I sent my parents updates on the coronavirus from sources I trusted as frequently as I could, almost to scare them into better protecting themselves. Panic seeded lots of misinformation on social media, and I was worried that what people were absorbing from the Chinese media wasn’t the full truth. It didn’t help that my dad, a macho man, believed in fate more than protection, or that as a filial son, he never said no when my grandma with Alzheimer’s demanded to go for a walk for fresh air.
January 24 was Chinese New Year’s Eve, when hundreds of millions of people usually sit happily with one another around feasts. I called my mom in a poor-quality video chat. My dad, my mom, and my aunt had three dishes on a sofa table watching TV. My dad said: “Don’t worry. We canceled all celebrations.”
On the same evening, Smiley was with her mom in the hospital, where doctors had moved her to a temporary space with beds for those who were sick, but not critically ill. She wrote in her diary, “Mom loves to look beautiful and polished. Tomorrow is the Chinese New Year’s Day, so I cleaned her body with a towel. She needed to rest a few times just to change into new thermals.”
Outside the hospital, the panic was still spreading. Soon, the entire province of Hubei was in a lockdown. Health officials tracked down people with Hubei IDs—deemed “walking viruses”—and forcibly quarantined them in hotels across China. Chinese people overseas also felt the repercussion as the outbreak continued to fuel xenophobia. Scientists said that the virus likely came from bats, and videos of Chinese people eating bats circulated online faster than the virus in real life. Countries including Australia and the United States started shutting their borders to foreign nationals who had recently been in China.
I decided to take a short flight to Rwanda and spend my Chinese New Year there. As soon as we landed, immigration officers passed everyone a form to self-report cold symptoms. I thought to myself: There’s really no escaping the crisis now. In Kigali, I wandered through the streets like a deserted soul. Whenever I had a free moment, I was on my phone sifting through information on social media.
I saw a mixture of distress, despair, anger, and hope. On Chinese media, I read about funeral parlors struggling with dozens of deaths a night. In group chats, friends posted messages from strangers desperate for help. Residents were furious with the Wuhan government and national organizations like the Red Cross, as almost every hospital remained in dire need of basic medical supplies such as masks and protection suits.
The only consolation I had was seeing on social media how people in Wuhan made the best of their home confinement. Some created masks with used plastic oil barrels. One night, in an expression of solidarity or perhaps boredom, many decided to chant together out of their windows. People were howling into the night sky, singing patriotic songs and calling out to support one another.
Smiley said her ears were always open for tips or news at the hospital. She heard that a certain medicine would strengthen pneumonia patients’ immune system. She looked everywhere and bought 15 bottles at about $90 each, an exorbitant amount. “Sellers were trying to make a fortune out of a national crisis. They have no conscience,” Smiley wrote in her diary on January 25.

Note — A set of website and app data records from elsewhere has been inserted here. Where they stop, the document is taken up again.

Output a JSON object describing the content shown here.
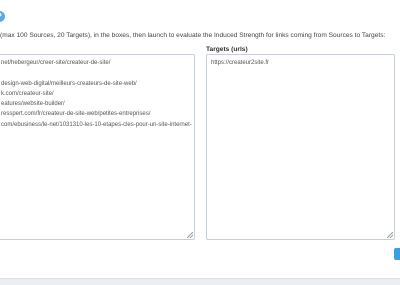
{
  "instructions": "(max 100 Sources, 20 Targets), in the boxes, then launch to evaluate the Induced Strength for links coming from Sources to Targets:",
  "help_icon_glyph": "?",
  "sources": {
    "lines": [
      "net/hebergeur/creer-site/createur-de-site/",
      "",
      "design-web-digital/meilleurs-createurs-de-site-web/",
      "k.com/createur-site/",
      "eatures/website-builder/",
      "resspert.com/fr/createur-de-site-web/petites-entreprises/",
      "com/ebusiness/le-net/1031310-les-10-etapes-cles-pour-un-site-internet-"
    ]
  },
  "targets": {
    "label": "Targets (urls)",
    "lines": [
      "https://createur2site.fr"
    ]
  },
  "colors": {
    "accent": "#3aa0db",
    "border": "#c9ced4",
    "background": "#f3f5f7"
  }
}
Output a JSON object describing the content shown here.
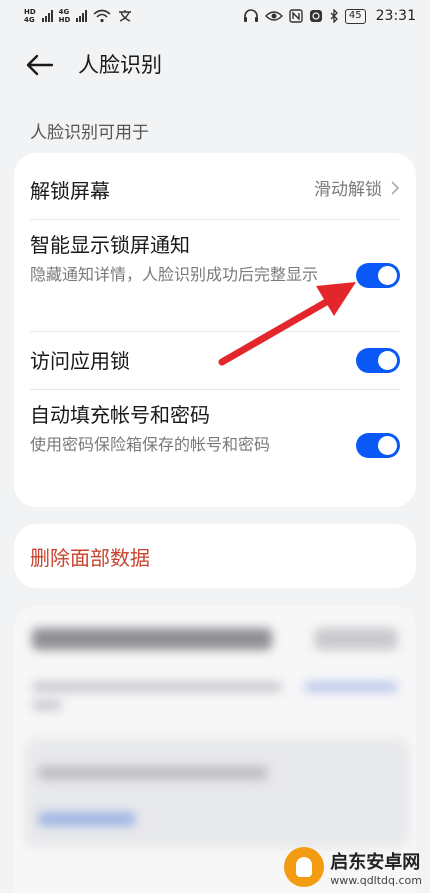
{
  "status_bar": {
    "left_labels": [
      "HD",
      "4G",
      "4G",
      "HD"
    ],
    "battery": "45",
    "time": "23:31"
  },
  "header": {
    "title": "人脸识别"
  },
  "section": {
    "title": "人脸识别可用于"
  },
  "settings": {
    "unlock": {
      "label": "解锁屏幕",
      "value": "滑动解锁"
    },
    "smart_notify": {
      "label": "智能显示锁屏通知",
      "desc": "隐藏通知详情，人脸识别成功后完整显示",
      "enabled": true
    },
    "app_lock": {
      "label": "访问应用锁",
      "enabled": true
    },
    "autofill": {
      "label": "自动填充帐号和密码",
      "desc": "使用密码保险箱保存的帐号和密码",
      "enabled": true
    }
  },
  "delete": {
    "label": "删除面部数据"
  },
  "watermark": {
    "name": "启东安卓网",
    "url": "www.qdltdq.com"
  },
  "colors": {
    "accent": "#0a59f7",
    "danger": "#c8432e",
    "arrow": "#e3262c"
  }
}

To everyone’s relief, Smiley’s mother’s temperature started to stabilize. And, surprisingly, she tested negative for the coronavirus twice on January 29. The doctor wasn’t certain if her mother had had the virus or not. The test kit came so late, she could’ve gotten it and recovered.
In only weeks, the coronavirus has infected more than 20,000 people and killed at least 427 people in China. The numbers don’t even include those who died before getting tested. “This sudden outbreak destroyed so many families. Their eyes are tearing. Their hearts are bleeding,” Smiley wrote in her January 29 diary entry. “Wuhan, hang in there.”
People I care about are suffering and I feel like a deserter, but it pains me more knowing that fewer people would have been infected—and, perhaps, died—if the public wasn’t kept in the dark for so long. I hope that all that my people have had to go through will serve as a lesson for the country.